Over-use Syndromes

  • Written by Dr. Lucas Szczepanik B.Sc., D.C.

    Have you ever wondered why an activity like swinging a golf club, typing on a computer, or doing housework can cause muscle and joint pain? It is a phenomenon known as Overuse Syndrome, or Repetitive Strain Injury (RSI). No single activity uses every muscle in the body. Therefore each activity can cause overuse-type symptoms in different parts of the body. Activities like swinging a golf club use the shoulder muscles and require a fair amount of twisting in the mid to lower back. Computer work for long periods of time uses the wrist muscles and postural muscles in the neck, mid back, and lower back. An example of an overuse syndrome in the wrist would be Carpal Tunnel Syndrome, in the shoulder it would be called Impingement Syndrome, in the elbow it could be Tennis Elbow or Golfer's Elbow. Some activities, like computer work, are a part of our work day and are difficult to avoid. The best strategy is to take action steps before symptoms begin to show. Here are some tips to avoid overuse syndromes.

    1. 1) Avoid dehydration. Attempt to drink one to two 8 oz. glasses of water (spring or filtered) every two hours. Dehydration greatly slows the healing process.

    2. 2) Avoid caffeinated beverages and alcohol. These will dehydrate you and cause unwanted tension in the muscles.

    3. 3) Before you begin your day stretch your muscles. Performing light exercises in combination with stretches will help you loosen the muscles before activity. Stretching exercises should also be performed at least one per hour while at work (provided by a health care provider)

    4. 4) Take frequent breaks to rest muscles and to stretch. At least one 5 minute rest every 30 minutes.

    5. 5) Watch your posture while working. If you have questions regarding specific work-related postures, ask your Chiropractor.

    6. 6) Cold environments will worsen RSI conditions because of decreased blood flow to the tissues. If you find yourself in a cold environment, take steps to correct it (i.e. wear gloves, buy a space heater, etc.)

    7. 7) Avoid activities that flare up the condition. Sports involving heavy shoulder and arm use should be avoided. Other activities like sewing, computer work, sweeping & vacuuming, should be avoided because of their repetitive nature.

    8. 8) Use ice, either an ice pack or by using a Dixie cup ice massage to relieve swollen inflamed tissues. When using an ice pack. always place a moist towel between your skin and the ice pack. Ask your chiropractor on the proper technique for ice massage. Ice should be used for no longer than 10-15 minutes at a time. Take a half-hour break before applying again.

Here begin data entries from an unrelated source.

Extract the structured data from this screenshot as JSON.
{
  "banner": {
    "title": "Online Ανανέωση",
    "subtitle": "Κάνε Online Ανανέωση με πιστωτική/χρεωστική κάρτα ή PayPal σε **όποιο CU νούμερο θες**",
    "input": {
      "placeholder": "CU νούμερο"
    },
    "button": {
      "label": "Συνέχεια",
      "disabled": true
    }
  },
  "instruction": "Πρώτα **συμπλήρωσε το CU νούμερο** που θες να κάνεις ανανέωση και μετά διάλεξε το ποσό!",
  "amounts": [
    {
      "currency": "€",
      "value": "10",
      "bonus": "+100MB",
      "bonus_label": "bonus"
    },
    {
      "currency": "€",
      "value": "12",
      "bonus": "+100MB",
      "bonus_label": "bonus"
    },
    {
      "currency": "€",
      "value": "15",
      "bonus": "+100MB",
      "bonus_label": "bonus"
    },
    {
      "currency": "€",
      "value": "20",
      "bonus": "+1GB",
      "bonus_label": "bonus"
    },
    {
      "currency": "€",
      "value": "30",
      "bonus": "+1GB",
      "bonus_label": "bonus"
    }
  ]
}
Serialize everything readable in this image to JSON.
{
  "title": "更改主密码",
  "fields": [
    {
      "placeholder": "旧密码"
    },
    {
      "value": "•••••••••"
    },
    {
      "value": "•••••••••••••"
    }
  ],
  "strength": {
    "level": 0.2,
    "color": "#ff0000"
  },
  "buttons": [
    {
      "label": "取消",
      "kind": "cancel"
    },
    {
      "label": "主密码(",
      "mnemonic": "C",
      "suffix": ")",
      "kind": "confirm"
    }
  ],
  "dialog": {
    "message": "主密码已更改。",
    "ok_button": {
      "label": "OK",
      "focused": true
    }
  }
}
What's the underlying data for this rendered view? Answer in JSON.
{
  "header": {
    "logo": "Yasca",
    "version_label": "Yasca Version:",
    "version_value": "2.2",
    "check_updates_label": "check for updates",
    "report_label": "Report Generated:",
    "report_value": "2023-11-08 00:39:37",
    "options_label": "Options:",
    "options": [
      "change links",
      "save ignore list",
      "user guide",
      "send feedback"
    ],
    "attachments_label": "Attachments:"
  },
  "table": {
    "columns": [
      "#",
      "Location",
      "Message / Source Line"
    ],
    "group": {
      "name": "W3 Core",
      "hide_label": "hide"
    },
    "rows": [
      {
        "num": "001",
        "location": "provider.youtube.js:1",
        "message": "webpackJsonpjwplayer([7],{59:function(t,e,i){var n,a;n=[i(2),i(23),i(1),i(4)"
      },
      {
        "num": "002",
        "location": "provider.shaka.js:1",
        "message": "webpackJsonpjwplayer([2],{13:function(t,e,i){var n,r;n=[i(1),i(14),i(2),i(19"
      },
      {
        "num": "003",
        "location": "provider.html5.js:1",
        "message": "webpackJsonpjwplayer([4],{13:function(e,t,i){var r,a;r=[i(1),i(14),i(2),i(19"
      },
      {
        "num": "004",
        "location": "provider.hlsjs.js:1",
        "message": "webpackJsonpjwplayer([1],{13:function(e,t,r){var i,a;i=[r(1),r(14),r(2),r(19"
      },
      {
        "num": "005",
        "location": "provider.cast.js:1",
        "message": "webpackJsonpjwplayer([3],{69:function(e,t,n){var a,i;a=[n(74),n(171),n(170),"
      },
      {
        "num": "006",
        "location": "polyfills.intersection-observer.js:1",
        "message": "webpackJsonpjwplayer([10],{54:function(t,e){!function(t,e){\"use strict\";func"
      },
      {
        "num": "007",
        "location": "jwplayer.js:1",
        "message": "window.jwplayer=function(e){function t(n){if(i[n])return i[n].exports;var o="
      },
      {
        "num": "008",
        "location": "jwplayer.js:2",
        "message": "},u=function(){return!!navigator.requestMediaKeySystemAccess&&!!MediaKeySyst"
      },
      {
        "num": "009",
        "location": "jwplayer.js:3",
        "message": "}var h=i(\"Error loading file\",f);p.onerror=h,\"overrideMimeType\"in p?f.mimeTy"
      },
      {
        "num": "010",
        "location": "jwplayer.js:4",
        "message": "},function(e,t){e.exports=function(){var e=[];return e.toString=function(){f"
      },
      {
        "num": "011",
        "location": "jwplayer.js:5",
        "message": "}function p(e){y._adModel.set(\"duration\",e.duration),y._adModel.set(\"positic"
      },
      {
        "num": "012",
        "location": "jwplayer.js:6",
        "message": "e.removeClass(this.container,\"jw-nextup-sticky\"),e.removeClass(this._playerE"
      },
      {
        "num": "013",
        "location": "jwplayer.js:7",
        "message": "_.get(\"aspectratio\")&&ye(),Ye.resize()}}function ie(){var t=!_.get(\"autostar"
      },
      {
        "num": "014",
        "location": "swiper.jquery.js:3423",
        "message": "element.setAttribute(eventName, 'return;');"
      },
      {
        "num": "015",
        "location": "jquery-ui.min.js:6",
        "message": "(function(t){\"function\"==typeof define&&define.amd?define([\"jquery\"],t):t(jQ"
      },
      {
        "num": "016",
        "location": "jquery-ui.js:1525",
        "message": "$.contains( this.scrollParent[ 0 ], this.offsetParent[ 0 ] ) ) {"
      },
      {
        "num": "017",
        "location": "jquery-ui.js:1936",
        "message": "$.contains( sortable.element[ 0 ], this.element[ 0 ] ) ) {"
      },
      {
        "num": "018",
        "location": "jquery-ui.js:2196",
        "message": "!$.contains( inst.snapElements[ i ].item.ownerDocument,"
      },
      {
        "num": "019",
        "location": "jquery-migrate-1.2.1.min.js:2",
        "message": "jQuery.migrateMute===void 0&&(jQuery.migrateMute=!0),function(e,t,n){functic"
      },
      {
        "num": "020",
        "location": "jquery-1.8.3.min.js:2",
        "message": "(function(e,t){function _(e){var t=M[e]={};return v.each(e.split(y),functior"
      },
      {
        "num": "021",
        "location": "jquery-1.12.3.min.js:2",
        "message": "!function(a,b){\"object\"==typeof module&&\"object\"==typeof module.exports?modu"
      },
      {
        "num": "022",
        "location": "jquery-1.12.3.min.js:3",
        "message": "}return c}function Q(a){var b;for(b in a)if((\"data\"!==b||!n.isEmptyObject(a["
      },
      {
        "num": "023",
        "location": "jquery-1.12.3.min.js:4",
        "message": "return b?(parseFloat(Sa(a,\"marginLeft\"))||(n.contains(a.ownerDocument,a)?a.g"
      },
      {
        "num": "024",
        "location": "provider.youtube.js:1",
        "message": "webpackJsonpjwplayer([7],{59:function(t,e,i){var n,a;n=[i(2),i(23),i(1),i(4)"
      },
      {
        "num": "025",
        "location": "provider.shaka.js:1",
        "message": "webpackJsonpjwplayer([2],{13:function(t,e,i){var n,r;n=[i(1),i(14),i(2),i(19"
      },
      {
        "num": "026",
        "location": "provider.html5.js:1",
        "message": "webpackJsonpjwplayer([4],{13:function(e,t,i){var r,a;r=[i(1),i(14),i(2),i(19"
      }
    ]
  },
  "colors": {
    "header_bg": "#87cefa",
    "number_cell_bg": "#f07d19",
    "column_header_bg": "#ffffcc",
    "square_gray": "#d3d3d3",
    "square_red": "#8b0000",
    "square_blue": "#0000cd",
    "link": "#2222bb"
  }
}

    9. 9) Moist Heat. If the muscles in your neck and back are sore and tense, moist heat may be affective in relieving the pain. As with ice, use heat for periods of 20 minutes at a time. Take the heat off for 20 to 30 minutes between sessions. If you feel worse after using heat, apply ice for 15 minutes. This will decrease the swelling present. Avoid heat if this is the case.

    10. 10) Visit a Doctor of Chiropractic should you experience any continuing musculoskeletal problems. The list shown above is not intended for diagnosis or treatment of any condition.

 

  •  

DISCLAIMER: ABCclinic.ca is for informational purposes only and is not intended to be a substitute for professional health care advise. The information herein should not be used to self-diagnose or self-treat any health related condition. Individuals should consult a qualified chiropractor or other health care professional concerning his/her specific condition. ABCclinic.ca nor its agents are liable for any damages or consequences that may result from the use of information obtained from this site or from information obtained through direct links from this site. Use of this site signifies agreement to the disclaimer/terms of use.